Action item:
Your copy should match the records exactly, except that no pictures appear in it.

(Beginning of Information)

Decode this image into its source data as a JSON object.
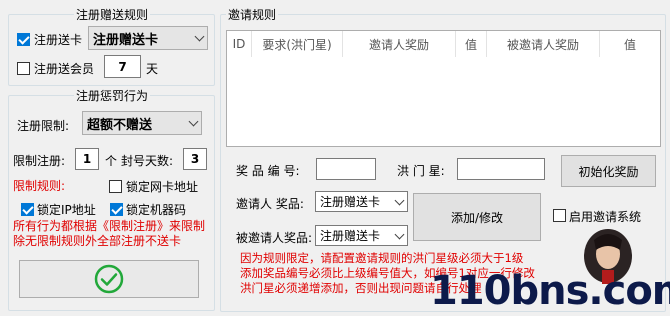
{
  "register_gift": {
    "title": "注册赠送规则",
    "gift_card_label": "注册送卡",
    "gift_card_checked": true,
    "gift_card_value": "注册赠送卡",
    "vip_label": "注册送会员",
    "vip_checked": false,
    "vip_days": "7",
    "vip_unit": "天"
  },
  "penalty": {
    "title": "注册惩罚行为",
    "limit_label": "注册限制:",
    "limit_value": "超额不赠送",
    "limit_reg_label": "限制注册:",
    "limit_reg_value": "1",
    "limit_reg_unit": "个",
    "ban_days_label": "封号天数:",
    "ban_days_value": "3",
    "rules_label": "限制规则:",
    "lock_mac_label": "锁定网卡地址",
    "lock_mac_checked": false,
    "lock_ip_label": "锁定IP地址",
    "lock_ip_checked": true,
    "lock_machine_label": "锁定机器码",
    "lock_machine_checked": true,
    "note": "所有行为都根据《限制注册》来限制除无限制规则外全部注册不送卡"
  },
  "invite": {
    "title": "邀请规则",
    "columns": [
      "ID",
      "要求(洪门星)",
      "邀请人奖励",
      "值",
      "被邀请人奖励",
      "值"
    ],
    "reward_no_label": "奖 品 编 号:",
    "reward_no_value": "",
    "star_label": "洪 门 星:",
    "star_value": "",
    "init_button": "初始化奖励",
    "inviter_label": "邀请人 奖品:",
    "inviter_value": "注册赠送卡",
    "invitee_label": "被邀请人奖品:",
    "invitee_value": "注册赠送卡",
    "add_button": "添加/修改",
    "enable_label": "启用邀请系统",
    "enable_checked": false,
    "notes": [
      "因为规则限定，请配置邀请规则的洪门星级必须大于1级",
      "添加奖品编号必须比上级编号值大，如编号1对应一行修改",
      "洪门星必须递增添加，否则出现问题请自行处理"
    ]
  },
  "watermark": "110bns.com"
}
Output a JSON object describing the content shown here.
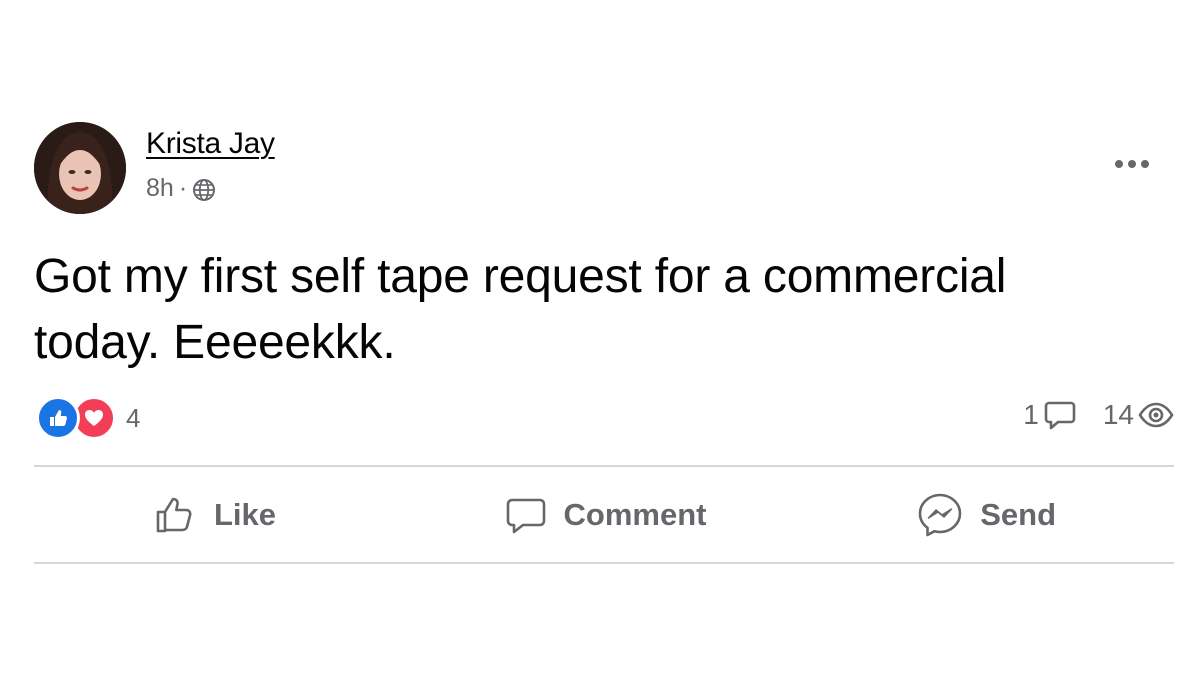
{
  "post": {
    "author": {
      "name": "Krista Jay",
      "avatar_icon": "profile-photo"
    },
    "timestamp": "8h",
    "separator": "·",
    "audience_icon": "globe-icon",
    "text": "Got my first self tape request for a commercial today. Eeeeekkk.",
    "more_icon": "ellipsis-icon"
  },
  "reactions": {
    "types": [
      "like",
      "love"
    ],
    "count": "4"
  },
  "stats": {
    "comments": "1",
    "views": "14"
  },
  "actions": {
    "like_label": "Like",
    "comment_label": "Comment",
    "send_label": "Send"
  },
  "colors": {
    "like_blue": "#1b74e4",
    "love_red": "#f33e58",
    "secondary_text": "#65676b",
    "primary_text": "#050505",
    "divider": "#d5d7da"
  }
}
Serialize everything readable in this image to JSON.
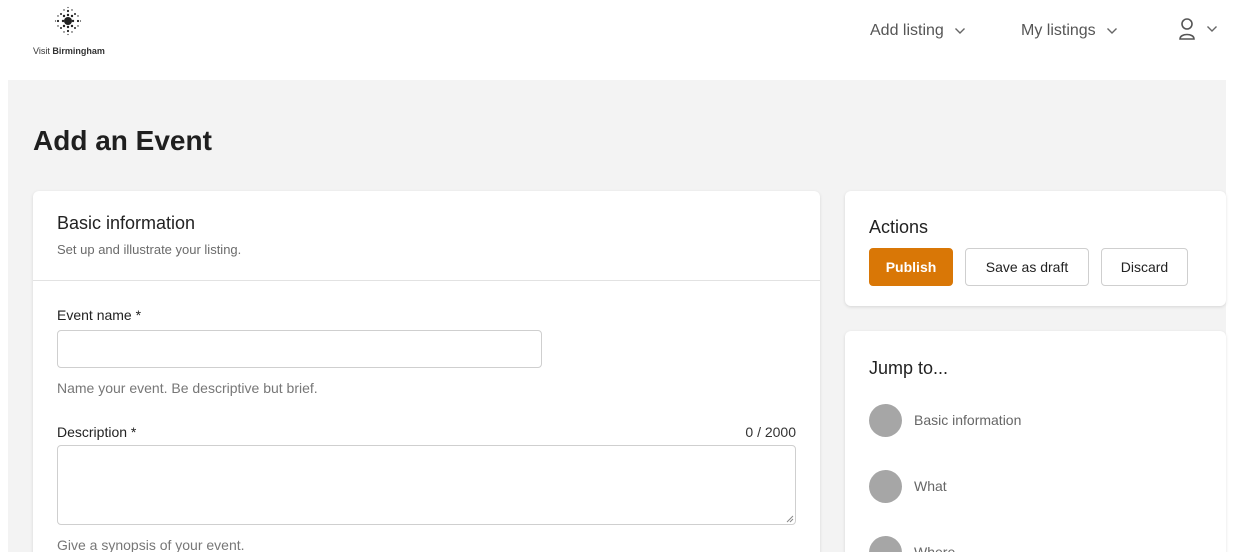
{
  "header": {
    "logo_text_prefix": "Visit ",
    "logo_text_brand": "Birmingham",
    "nav": {
      "add_listing": "Add listing",
      "my_listings": "My listings"
    }
  },
  "page": {
    "title": "Add an Event"
  },
  "basic_info": {
    "title": "Basic information",
    "subtitle": "Set up and illustrate your listing.",
    "event_name": {
      "label": "Event name *",
      "value": "",
      "hint": "Name your event. Be descriptive but brief."
    },
    "description": {
      "label": "Description *",
      "value": "",
      "counter": "0 / 2000",
      "hint": "Give a synopsis of your event."
    }
  },
  "actions": {
    "title": "Actions",
    "publish": "Publish",
    "save_draft": "Save as draft",
    "discard": "Discard"
  },
  "jump_to": {
    "title": "Jump to...",
    "items": [
      {
        "label": "Basic information"
      },
      {
        "label": "What"
      },
      {
        "label": "Where"
      }
    ]
  },
  "colors": {
    "accent": "#d97706",
    "background": "#f3f3f3",
    "jump_dot": "#a6a6a6"
  },
  "icons": [
    "logo-icon",
    "chevron-down-icon",
    "user-icon",
    "resize-grip-icon"
  ]
}
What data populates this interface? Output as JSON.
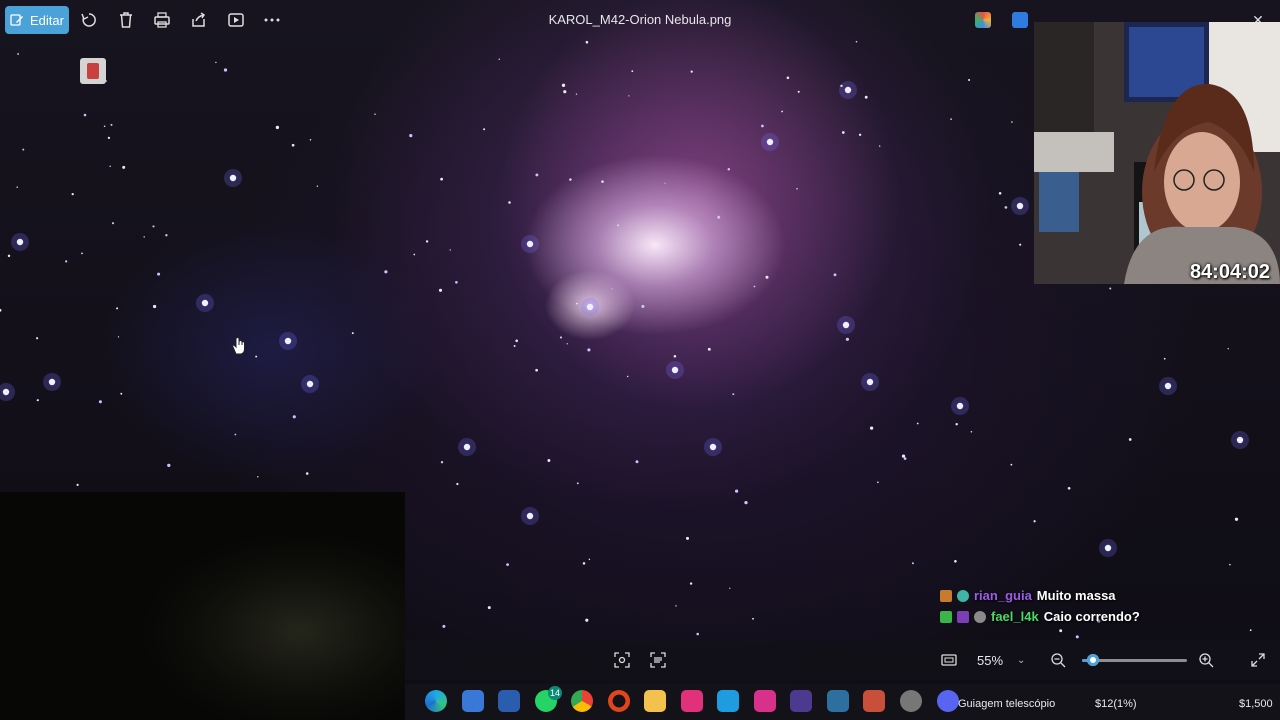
{
  "toolbar": {
    "edit_label": "Editar",
    "file_title": "KAROL_M42-Orion Nebula.png",
    "icons": [
      "edit-icon",
      "rotate-icon",
      "delete-icon",
      "print-icon",
      "share-icon",
      "slideshow-icon",
      "more-icon"
    ]
  },
  "webcam": {
    "timer": "84:04:02"
  },
  "chat": [
    {
      "user": "rian_guia",
      "user_color": "#9b5de5",
      "message": "Muito massa"
    },
    {
      "user": "fael_l4k",
      "user_color": "#4cd964",
      "message": "Caio correndo?"
    }
  ],
  "zoom": {
    "value": "55%",
    "slider_fraction": 0.1
  },
  "taskbar": {
    "whatsapp_badge": "14",
    "stream_title": "Guiagem telescópio",
    "amount": "$12(1%)",
    "goal": "$1,500"
  },
  "colors": {
    "accent": "#4aa2d9",
    "background": "#07060d"
  }
}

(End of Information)

Result of this task:
Decode this image into its source data as a JSON object.
{
  "register_gift": {
    "title": "注册赠送规则",
    "gift_card_label": "注册送卡",
    "gift_card_checked": true,
    "gift_card_value": "注册赠送卡",
    "vip_label": "注册送会员",
    "vip_checked": false,
    "vip_days": "7",
    "vip_unit": "天"
  },
  "penalty": {
    "title": "注册惩罚行为",
    "limit_label": "注册限制:",
    "limit_value": "超额不赠送",
    "limit_reg_label": "限制注册:",
    "limit_reg_value": "1",
    "limit_reg_unit": "个",
    "ban_days_label": "封号天数:",
    "ban_days_value": "3",
    "rules_label": "限制规则:",
    "lock_mac_label": "锁定网卡地址",
    "lock_mac_checked": false,
    "lock_ip_label": "锁定IP地址",
    "lock_ip_checked": true,
    "lock_machine_label": "锁定机器码",
    "lock_machine_checked": true,
    "note": "所有行为都根据《限制注册》来限制除无限制规则外全部注册不送卡"
  },
  "invite": {
    "title": "邀请规则",
    "columns": [
      "ID",
      "要求(洪门星)",
      "邀请人奖励",
      "值",
      "被邀请人奖励",
      "值"
    ],
    "reward_no_label": "奖 品 编 号:",
    "reward_no_value": "",
    "star_label": "洪 门 星:",
    "star_value": "",
    "init_button": "初始化奖励",
    "inviter_label": "邀请人 奖品:",
    "inviter_value": "注册赠送卡",
    "invitee_label": "被邀请人奖品:",
    "invitee_value": "注册赠送卡",
    "add_button": "添加/修改",
    "enable_label": "启用邀请系统",
    "enable_checked": false,
    "notes": [
      "因为规则限定，请配置邀请规则的洪门星级必须大于1级",
      "添加奖品编号必须比上级编号值大，如编号1对应一行修改",
      "洪门星必须递增添加，否则出现问题请自行处理"
    ]
  },
  "watermark": "110bns.com"
}
Output a JSON object describing the content shown here.
{
  "post": {
    "author": {
      "name": "Krista Jay",
      "avatar_icon": "profile-photo"
    },
    "timestamp": "8h",
    "separator": "·",
    "audience_icon": "globe-icon",
    "text": "Got my first self tape request for a commercial today. Eeeeekkk.",
    "more_icon": "ellipsis-icon"
  },
  "reactions": {
    "types": [
      "like",
      "love"
    ],
    "count": "4"
  },
  "stats": {
    "comments": "1",
    "views": "14"
  },
  "actions": {
    "like_label": "Like",
    "comment_label": "Comment",
    "send_label": "Send"
  },
  "colors": {
    "like_blue": "#1b74e4",
    "love_red": "#f33e58",
    "secondary_text": "#65676b",
    "primary_text": "#050505",
    "divider": "#d5d7da"
  }
}
Serialize everything readable in this image to JSON.
{
  "header": {
    "logo_text_prefix": "Visit ",
    "logo_text_brand": "Birmingham",
    "nav": {
      "add_listing": "Add listing",
      "my_listings": "My listings"
    }
  },
  "page": {
    "title": "Add an Event"
  },
  "basic_info": {
    "title": "Basic information",
    "subtitle": "Set up and illustrate your listing.",
    "event_name": {
      "label": "Event name *",
      "value": "",
      "hint": "Name your event. Be descriptive but brief."
    },
    "description": {
      "label": "Description *",
      "value": "",
      "counter": "0 / 2000",
      "hint": "Give a synopsis of your event."
    }
  },
  "actions": {
    "title": "Actions",
    "publish": "Publish",
    "save_draft": "Save as draft",
    "discard": "Discard"
  },
  "jump_to": {
    "title": "Jump to...",
    "items": [
      {
        "label": "Basic information"
      },
      {
        "label": "What"
      },
      {
        "label": "Where"
      }
    ]
  },
  "colors": {
    "accent": "#d97706",
    "background": "#f3f3f3",
    "jump_dot": "#a6a6a6"
  },
  "icons": [
    "logo-icon",
    "chevron-down-icon",
    "user-icon",
    "resize-grip-icon"
  ]
}
What data populates this interface? Output as JSON.
{
  "toolbar": {
    "edit_label": "Editar",
    "file_title": "KAROL_M42-Orion Nebula.png",
    "icons": [
      "edit-icon",
      "rotate-icon",
      "delete-icon",
      "print-icon",
      "share-icon",
      "slideshow-icon",
      "more-icon"
    ]
  },
  "webcam": {
    "timer": "84:04:02"
  },
  "chat": [
    {
      "user": "rian_guia",
      "user_color": "#9b5de5",
      "message": "Muito massa"
    },
    {
      "user": "fael_l4k",
      "user_color": "#4cd964",
      "message": "Caio correndo?"
    }
  ],
  "zoom": {
    "value": "55%",
    "slider_fraction": 0.1
  },
  "taskbar": {
    "whatsapp_badge": "14",
    "stream_title": "Guiagem telescópio",
    "amount": "$12(1%)",
    "goal": "$1,500"
  },
  "colors": {
    "accent": "#4aa2d9",
    "background": "#07060d"
  }
}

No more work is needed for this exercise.